* **ACTION ITEM**
Every line of the records that holds the word "chart" should be copied out.

* **RECORDED DATA**
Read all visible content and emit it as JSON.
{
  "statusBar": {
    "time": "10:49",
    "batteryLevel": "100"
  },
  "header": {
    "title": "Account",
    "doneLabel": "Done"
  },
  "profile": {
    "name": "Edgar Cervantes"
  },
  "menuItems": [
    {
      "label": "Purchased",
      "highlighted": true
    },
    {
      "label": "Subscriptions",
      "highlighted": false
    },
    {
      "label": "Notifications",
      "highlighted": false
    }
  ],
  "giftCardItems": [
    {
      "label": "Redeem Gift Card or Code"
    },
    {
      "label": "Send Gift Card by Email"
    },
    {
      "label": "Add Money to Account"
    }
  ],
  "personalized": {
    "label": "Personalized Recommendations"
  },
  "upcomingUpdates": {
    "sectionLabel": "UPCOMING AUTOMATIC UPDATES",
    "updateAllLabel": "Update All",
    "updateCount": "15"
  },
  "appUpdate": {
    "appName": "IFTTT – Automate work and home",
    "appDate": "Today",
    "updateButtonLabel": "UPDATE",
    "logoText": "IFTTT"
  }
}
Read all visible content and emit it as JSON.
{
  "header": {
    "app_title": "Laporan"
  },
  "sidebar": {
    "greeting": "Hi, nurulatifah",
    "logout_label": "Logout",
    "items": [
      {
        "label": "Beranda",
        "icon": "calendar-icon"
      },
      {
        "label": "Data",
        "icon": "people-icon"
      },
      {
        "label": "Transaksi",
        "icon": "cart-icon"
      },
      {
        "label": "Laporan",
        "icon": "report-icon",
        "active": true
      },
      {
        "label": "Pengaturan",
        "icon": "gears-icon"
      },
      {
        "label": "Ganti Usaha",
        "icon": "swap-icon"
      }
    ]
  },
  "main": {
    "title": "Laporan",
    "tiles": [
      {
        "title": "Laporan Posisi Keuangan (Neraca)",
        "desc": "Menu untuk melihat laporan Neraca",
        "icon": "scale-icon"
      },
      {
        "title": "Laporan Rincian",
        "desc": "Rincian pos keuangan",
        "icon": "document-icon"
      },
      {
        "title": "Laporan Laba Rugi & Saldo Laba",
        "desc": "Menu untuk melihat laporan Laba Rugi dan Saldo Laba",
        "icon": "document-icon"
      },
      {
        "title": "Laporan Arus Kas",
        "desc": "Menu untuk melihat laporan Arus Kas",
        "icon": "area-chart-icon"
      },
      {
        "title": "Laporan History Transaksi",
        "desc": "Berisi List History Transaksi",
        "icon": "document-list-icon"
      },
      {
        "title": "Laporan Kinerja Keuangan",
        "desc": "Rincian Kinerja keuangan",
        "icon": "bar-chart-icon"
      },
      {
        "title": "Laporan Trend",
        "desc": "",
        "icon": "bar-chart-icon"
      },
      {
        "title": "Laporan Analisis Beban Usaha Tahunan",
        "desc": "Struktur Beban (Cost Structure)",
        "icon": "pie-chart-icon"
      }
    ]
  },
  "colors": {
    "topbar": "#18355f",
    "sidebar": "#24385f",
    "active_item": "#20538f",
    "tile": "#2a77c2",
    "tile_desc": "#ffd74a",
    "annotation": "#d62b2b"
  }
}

* **OUTPUT FOR THIS TASK**
        "icon": "area-chart-icon"
        "icon": "bar-chart-icon"
        "icon": "bar-chart-icon"
        "icon": "pie-chart-icon"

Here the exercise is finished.